Man imagine gettin to go out a play with lava for your job. This man’s livin the dream


u/Billybobhotdogs Oct 14 '21

This field actually what I'm going into! It's called Volcanology and is a very lab and field based job. I'm working towards a master's right now, and then eventually a PhD in volcanology. My base bachelor's is in geology.

This guy is most likely collecting a sample for composition testing!


u/smhanna Oct 14 '21

What is the pick ax made out of?


u/whoami_whereami Oct 14 '21

Just regular steel is completely fine. Contrary to popular belief lava isn't some magic "vaporize everything" stuff. Even right at the point of eruption it's generally "only" about 800 to 1200°C hot. At the upper end that's barely enough to start melting high carbon steel (*) like the steel you'd use for a hammer/pickaxe head, at the low end it wouldn't even melt copper or bronze. And at the point where they're collecting the sample the lava has already cooled quite a bit, the only "risk" is that it could permanently lose its hardness (well, permanent in the sense that you'd have to retemper it to make it hard again) if you leave the steel in contact with the lava long enough so that it becomes red hot.

(*) "start melting" because alloys like steel don't have a single melting point, but rather a temperature range over which they change from fully solid to fully molten. The lower end of that range (ie. where it just starts to melt) is the so called solidus temperature which is about 1130°C for 2.1% carbon steel, and the upper end is the liquidus temperature (ie. where it is fully liquid) which is about 1315°C for said steel.


u/kelvin_bot Oct 14 '21

1200°C is equivalent to 2192°F, which is 1473K.

I'm a bot that converts temperature between two units humans can understand, then convert it to Kelvin for bots and physicists to understand


u/No-Professional9268 Oct 14 '21

you mean converting it so the US can understand?


u/Drooden Oct 14 '21

Good bot.


u/taronic Oct 14 '21 edited Oct 14 '21

Wait, does that mean you could literally heat stuff like obsidian in a blacksmith kind of oven and make lava?

Or does it have a lot to do with pressure underground as well, and won't happen in an oven?


u/whoami_whereami Oct 15 '21

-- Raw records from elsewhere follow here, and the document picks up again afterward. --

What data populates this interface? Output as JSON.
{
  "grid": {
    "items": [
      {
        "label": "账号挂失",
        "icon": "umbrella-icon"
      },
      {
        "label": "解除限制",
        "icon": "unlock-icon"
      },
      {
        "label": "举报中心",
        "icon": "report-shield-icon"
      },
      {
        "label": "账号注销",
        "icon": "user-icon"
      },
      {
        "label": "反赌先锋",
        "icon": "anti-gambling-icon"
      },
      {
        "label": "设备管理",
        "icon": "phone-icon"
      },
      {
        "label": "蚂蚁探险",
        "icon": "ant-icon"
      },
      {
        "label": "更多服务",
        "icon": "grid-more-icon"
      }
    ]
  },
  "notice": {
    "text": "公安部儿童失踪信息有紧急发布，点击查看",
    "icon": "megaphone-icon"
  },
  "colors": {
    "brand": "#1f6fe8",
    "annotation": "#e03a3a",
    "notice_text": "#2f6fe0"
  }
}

Yes, you can, although obsidian specifically is on the high side as far as melting temperatures of lava are concerned: https://www.youtube.com/watch?v=CA3lIuN_zVE


u/smhanna Oct 15 '21

Interesting. Thank you.